If the environment affects your habits, you should know if your state is healthy or not. Which state has the highest rate of hypertension? Let’s find out.
High blood pressure affects one-third of U.S. adults and is a leading factor in heart disease. According to a new report from the CDC, high blood pressure rates vary widely from state to state.
For example, 20.9% of respondents in Minnesota say they have high blood pressure, while Mississippi respondents had 35.9%. Overall, the states with the highest rates are in the South, with states in the West having the lowest rates.
The results come from a national survey asking people if they had ever been officially diagnosed with high blood pressure. Moreover, this new report bases their information on a 2009 survey, with the previous survey being conducted in 2005.
According to the CDC, the rates of high blood pressure (hypertension) rose in almost every state between these two surveys. Furthermore, the overall U.S. rate of hypertension also rose during that time – from 25.8% to 28.3%.
Hypertension and Heart Disease

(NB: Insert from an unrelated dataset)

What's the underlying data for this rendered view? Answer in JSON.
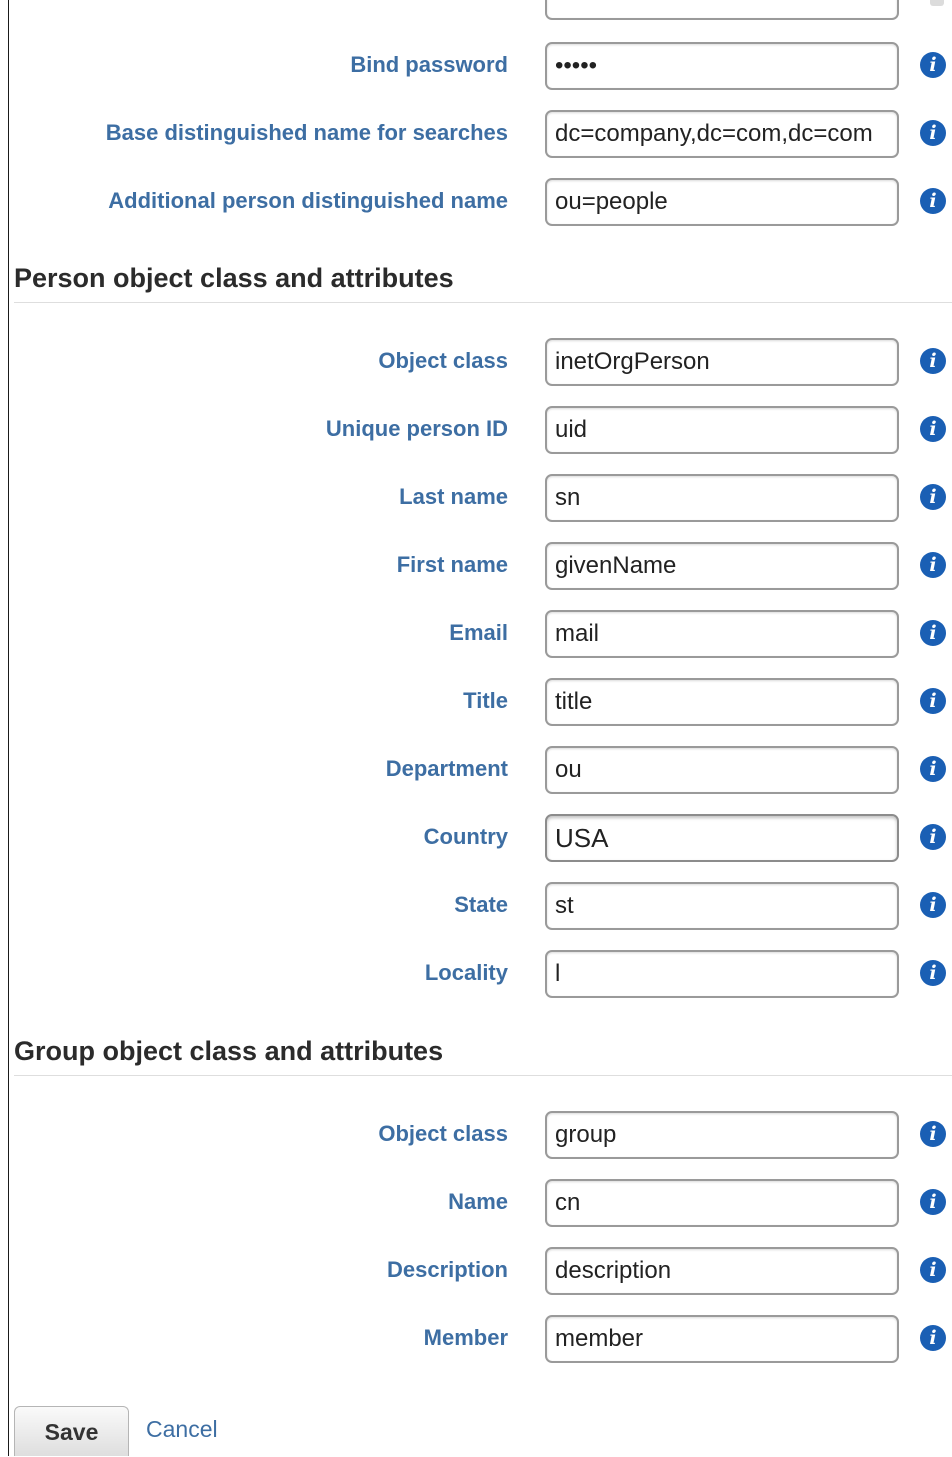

One of the most significant factors in heart disease and stroke is high blood pressure. The report says that increasing awareness and initiating appropriate treatment is important to reduce the risk of heart disease and stroke.
While the rates of high blood pressure vary from state to state, the treatment also varies. For example, 52.3% of California adults with hypertension are taking medication, while the figure is 74.1% in Tennessee. If you want to reduce the risk of hypertension, the CDC recommends maintaining healthy body weight and eating healthy.
States and Hypertension Rates
According to the report, the state with the highest rate of high blood pressure is Mississippi. Following in it footsteps are Louisiana and West Virginia (34.6%), Kentucky (34.5%), Alabama (34%), and Oklahoma and Arkansas (32.2%).
Minnesota has the lowest rate of high blood pressure with 20.9% of respondents saying they have high blood pressure. In addition to Minnesota, other states with low rates include Colorado (22.7%), Massachusetts (24.5%), Wyoming (25%), Vermont (25.1%), North Dakota (25.3%), and Idaho (25.4%). The data came from the Behavioral Risk Factor Surveillance System between 2005 and 2009.
High blood pressure rates, just like heart rates, vary from state to state. While you may be living in a place with low or high hypertension rates, this doesn’t mean you’ll follow suit.
If you want to decrease your risk of high blood pressure and heart disease, you need to take action. Start exercising regularly and eating healthily to strengthen your heart and circulation.
Moreover, you can take daily supplements like L-arginine Plus to boost your blood flow and overall heart health. Try L-arginine Plus along with exercise and dieting to effectively promote your health wherever you are.